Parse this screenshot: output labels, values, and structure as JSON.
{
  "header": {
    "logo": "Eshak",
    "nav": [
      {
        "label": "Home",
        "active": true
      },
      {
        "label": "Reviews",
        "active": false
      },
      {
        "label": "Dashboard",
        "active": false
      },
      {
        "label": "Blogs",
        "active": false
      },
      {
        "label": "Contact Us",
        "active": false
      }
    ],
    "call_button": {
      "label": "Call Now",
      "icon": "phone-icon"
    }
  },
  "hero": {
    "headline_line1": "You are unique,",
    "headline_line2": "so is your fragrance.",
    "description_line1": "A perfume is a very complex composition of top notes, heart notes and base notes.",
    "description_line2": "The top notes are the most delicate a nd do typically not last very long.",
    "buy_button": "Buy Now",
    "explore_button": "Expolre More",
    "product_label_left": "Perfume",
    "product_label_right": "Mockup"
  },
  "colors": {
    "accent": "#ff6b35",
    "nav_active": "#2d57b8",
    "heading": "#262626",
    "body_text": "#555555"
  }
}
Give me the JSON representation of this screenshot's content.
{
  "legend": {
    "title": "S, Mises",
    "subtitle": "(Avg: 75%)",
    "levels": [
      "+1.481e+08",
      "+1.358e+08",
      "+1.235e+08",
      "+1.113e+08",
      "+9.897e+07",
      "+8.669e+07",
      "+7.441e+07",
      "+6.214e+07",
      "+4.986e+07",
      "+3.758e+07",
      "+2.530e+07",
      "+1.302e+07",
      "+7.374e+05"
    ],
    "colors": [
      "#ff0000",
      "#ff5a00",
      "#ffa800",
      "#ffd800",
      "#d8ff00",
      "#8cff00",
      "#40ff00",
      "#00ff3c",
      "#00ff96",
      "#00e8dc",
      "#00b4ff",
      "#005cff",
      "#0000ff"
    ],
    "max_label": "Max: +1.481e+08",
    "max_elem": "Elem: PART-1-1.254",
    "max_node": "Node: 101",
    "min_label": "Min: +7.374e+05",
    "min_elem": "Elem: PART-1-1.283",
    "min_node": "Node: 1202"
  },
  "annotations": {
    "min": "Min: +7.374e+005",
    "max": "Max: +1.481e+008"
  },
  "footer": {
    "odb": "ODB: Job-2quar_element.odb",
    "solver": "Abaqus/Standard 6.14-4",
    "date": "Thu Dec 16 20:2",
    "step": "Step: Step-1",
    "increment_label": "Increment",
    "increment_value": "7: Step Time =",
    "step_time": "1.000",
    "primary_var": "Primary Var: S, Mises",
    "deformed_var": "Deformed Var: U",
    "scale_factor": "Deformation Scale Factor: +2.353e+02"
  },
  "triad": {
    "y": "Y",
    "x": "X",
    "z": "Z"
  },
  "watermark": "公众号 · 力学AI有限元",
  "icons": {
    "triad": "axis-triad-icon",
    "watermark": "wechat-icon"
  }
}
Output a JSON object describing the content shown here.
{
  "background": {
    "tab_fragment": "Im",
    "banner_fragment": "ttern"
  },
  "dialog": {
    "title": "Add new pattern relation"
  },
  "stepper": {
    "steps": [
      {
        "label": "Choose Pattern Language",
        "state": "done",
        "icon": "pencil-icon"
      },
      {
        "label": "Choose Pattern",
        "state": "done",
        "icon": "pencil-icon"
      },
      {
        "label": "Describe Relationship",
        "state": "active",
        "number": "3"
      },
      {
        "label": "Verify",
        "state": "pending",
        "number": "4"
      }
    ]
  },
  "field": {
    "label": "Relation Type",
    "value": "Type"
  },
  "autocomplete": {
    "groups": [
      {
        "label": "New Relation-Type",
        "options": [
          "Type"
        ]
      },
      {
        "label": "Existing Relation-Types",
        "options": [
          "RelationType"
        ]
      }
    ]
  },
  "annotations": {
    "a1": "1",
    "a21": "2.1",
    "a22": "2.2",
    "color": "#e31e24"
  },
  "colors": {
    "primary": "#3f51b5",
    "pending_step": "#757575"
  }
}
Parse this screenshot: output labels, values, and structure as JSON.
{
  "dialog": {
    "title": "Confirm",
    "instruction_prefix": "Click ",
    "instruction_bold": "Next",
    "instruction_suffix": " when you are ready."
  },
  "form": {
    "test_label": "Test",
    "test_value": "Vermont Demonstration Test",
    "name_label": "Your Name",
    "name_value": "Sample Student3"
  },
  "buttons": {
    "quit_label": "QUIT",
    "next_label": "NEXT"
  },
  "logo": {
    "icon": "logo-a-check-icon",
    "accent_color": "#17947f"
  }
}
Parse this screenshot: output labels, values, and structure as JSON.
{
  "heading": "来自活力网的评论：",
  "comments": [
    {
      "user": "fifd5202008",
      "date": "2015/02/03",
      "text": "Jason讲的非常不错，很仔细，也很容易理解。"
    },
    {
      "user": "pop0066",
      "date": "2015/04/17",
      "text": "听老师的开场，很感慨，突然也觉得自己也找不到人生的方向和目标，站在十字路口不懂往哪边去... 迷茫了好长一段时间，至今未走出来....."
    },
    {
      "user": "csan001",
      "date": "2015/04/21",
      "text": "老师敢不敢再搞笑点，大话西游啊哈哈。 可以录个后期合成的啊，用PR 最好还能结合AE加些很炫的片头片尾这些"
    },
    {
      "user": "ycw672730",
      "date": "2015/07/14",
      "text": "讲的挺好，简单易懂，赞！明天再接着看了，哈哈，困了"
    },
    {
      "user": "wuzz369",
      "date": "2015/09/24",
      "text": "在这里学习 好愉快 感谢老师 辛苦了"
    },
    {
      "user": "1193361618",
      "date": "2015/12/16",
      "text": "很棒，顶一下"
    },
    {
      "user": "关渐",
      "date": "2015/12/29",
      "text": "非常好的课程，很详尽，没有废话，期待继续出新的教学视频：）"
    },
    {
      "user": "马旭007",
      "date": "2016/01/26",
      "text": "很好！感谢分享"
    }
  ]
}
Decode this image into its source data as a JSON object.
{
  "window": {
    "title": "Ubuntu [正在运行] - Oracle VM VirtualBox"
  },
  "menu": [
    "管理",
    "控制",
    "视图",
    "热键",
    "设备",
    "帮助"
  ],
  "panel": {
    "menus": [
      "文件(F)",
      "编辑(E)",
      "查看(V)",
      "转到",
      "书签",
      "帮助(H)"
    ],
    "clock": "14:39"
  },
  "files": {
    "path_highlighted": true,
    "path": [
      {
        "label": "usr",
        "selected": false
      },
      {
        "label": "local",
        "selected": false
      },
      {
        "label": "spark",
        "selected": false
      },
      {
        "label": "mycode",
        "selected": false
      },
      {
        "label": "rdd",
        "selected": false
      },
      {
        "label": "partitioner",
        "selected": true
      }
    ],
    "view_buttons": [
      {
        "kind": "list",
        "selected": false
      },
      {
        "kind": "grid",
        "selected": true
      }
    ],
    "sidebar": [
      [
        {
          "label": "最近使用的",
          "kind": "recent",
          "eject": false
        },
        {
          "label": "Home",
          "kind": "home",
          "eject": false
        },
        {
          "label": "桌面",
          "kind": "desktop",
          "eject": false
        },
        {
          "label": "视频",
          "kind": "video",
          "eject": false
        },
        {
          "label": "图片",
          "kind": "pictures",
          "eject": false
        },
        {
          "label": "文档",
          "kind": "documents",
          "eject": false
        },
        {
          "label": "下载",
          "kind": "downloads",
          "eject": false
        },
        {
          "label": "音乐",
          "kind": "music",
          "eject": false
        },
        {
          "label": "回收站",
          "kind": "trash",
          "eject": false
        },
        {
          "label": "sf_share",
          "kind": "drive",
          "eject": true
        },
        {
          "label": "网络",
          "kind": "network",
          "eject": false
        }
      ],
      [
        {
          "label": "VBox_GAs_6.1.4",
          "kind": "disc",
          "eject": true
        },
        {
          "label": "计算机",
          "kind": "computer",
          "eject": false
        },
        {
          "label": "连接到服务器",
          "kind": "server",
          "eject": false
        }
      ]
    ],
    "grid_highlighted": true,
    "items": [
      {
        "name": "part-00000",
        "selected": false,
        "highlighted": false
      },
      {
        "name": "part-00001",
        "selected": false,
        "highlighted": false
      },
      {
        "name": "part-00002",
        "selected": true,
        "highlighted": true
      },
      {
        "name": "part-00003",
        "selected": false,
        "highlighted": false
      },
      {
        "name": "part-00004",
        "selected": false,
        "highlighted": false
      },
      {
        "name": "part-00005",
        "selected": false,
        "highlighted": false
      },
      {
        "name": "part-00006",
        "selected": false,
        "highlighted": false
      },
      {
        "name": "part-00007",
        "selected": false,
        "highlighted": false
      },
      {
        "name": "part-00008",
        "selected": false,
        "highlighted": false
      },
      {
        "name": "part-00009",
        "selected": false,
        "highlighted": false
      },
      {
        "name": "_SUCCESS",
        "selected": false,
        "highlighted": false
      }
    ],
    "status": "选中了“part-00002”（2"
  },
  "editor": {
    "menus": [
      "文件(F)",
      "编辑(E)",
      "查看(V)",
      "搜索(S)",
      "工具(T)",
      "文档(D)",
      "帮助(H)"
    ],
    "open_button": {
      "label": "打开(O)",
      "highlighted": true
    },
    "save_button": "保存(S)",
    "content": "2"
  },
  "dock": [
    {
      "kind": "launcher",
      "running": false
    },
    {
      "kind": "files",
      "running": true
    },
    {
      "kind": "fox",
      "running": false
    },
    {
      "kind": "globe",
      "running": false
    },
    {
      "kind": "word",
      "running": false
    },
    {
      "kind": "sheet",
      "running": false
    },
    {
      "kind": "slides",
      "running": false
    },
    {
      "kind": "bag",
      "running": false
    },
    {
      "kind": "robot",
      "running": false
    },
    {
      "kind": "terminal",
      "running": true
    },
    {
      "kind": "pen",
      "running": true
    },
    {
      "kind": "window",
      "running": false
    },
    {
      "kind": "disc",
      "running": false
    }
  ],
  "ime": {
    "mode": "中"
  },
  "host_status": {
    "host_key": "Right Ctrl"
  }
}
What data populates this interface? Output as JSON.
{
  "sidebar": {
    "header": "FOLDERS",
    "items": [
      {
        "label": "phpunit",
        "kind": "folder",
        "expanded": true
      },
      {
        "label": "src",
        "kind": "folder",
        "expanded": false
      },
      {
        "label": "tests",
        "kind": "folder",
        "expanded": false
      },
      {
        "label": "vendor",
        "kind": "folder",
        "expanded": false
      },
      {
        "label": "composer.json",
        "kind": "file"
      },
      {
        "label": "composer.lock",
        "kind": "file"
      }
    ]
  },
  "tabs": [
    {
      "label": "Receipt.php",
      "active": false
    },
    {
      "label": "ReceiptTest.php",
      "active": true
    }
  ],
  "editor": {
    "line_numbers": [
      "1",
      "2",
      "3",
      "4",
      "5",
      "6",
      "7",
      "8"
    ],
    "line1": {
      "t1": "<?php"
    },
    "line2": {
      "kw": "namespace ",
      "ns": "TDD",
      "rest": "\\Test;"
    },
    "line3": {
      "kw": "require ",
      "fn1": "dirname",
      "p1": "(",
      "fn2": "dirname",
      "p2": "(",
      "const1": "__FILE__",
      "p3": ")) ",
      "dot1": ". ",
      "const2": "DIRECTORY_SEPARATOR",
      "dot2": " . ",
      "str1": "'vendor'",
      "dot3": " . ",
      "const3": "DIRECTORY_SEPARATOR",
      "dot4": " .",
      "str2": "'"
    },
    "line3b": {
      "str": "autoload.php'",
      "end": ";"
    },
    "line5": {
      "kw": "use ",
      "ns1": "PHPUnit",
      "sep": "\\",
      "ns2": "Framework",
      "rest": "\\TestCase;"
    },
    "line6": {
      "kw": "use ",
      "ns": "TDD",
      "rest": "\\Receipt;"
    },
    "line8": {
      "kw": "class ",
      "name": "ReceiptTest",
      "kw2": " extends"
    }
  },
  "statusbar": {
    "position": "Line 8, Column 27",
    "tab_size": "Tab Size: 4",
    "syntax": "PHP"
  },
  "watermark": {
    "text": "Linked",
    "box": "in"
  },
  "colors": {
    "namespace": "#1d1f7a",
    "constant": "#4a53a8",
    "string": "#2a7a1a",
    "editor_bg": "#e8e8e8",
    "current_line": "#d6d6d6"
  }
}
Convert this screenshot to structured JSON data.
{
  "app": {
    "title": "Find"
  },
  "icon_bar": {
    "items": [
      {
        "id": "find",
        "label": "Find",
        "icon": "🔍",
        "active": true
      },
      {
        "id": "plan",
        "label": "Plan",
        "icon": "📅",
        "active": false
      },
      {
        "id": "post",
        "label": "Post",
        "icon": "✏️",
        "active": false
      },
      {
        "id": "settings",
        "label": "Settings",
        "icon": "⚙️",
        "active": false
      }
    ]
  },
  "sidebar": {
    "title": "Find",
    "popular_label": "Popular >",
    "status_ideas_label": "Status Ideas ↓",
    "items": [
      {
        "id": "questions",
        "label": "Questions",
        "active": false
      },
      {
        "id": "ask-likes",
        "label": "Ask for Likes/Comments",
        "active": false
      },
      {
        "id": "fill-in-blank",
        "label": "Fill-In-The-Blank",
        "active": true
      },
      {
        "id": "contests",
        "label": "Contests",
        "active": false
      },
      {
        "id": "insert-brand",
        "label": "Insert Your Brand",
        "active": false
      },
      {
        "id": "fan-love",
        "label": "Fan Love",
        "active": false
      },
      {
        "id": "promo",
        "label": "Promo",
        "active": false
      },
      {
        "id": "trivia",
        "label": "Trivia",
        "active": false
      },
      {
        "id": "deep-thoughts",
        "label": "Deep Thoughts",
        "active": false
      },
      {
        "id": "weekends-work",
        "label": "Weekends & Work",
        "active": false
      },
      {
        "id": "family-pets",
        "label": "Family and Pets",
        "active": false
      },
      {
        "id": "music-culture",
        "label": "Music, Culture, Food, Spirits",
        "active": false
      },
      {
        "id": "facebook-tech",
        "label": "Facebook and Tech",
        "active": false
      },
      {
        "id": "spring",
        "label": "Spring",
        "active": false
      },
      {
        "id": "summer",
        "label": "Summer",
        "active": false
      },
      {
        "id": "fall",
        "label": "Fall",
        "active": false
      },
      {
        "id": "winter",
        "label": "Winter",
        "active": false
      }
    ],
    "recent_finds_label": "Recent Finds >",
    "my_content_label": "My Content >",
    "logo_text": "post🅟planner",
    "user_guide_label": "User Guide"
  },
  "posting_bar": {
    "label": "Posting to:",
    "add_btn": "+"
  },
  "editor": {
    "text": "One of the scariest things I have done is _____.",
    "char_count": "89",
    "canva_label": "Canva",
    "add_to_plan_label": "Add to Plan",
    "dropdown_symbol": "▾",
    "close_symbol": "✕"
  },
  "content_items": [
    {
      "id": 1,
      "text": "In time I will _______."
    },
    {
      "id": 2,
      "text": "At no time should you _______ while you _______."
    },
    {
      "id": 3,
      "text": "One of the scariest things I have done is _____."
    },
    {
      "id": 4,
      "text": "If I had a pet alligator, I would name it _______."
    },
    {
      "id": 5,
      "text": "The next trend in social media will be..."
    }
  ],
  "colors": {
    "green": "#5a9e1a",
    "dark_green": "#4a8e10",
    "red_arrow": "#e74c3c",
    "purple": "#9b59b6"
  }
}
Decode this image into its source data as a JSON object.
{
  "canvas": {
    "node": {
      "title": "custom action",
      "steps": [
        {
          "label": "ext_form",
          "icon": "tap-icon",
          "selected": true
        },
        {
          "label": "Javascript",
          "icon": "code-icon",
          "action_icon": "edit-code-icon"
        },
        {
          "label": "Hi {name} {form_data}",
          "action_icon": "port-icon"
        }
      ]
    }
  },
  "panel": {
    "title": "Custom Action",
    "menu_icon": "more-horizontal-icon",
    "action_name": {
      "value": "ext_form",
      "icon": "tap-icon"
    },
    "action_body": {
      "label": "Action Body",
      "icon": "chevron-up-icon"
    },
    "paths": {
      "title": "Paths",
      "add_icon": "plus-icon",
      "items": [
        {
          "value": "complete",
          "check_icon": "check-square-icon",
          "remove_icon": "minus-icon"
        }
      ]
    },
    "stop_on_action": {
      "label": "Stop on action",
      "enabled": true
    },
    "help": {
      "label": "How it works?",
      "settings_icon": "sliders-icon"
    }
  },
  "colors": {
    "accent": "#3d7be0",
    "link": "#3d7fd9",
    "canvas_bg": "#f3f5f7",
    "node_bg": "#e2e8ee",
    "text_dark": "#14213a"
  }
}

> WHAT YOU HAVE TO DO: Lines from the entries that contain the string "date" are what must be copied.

> TASK RESULT:
    "date": "Thu Dec 16 20:2",
      "date": "2015/02/03",
      "date": "2015/04/17",
      "date": "2015/04/21",
      "date": "2015/07/14",
      "date": "2015/09/24",
      "date": "2015/12/16",
      "date": "2015/12/29",
      "date": "2016/01/26",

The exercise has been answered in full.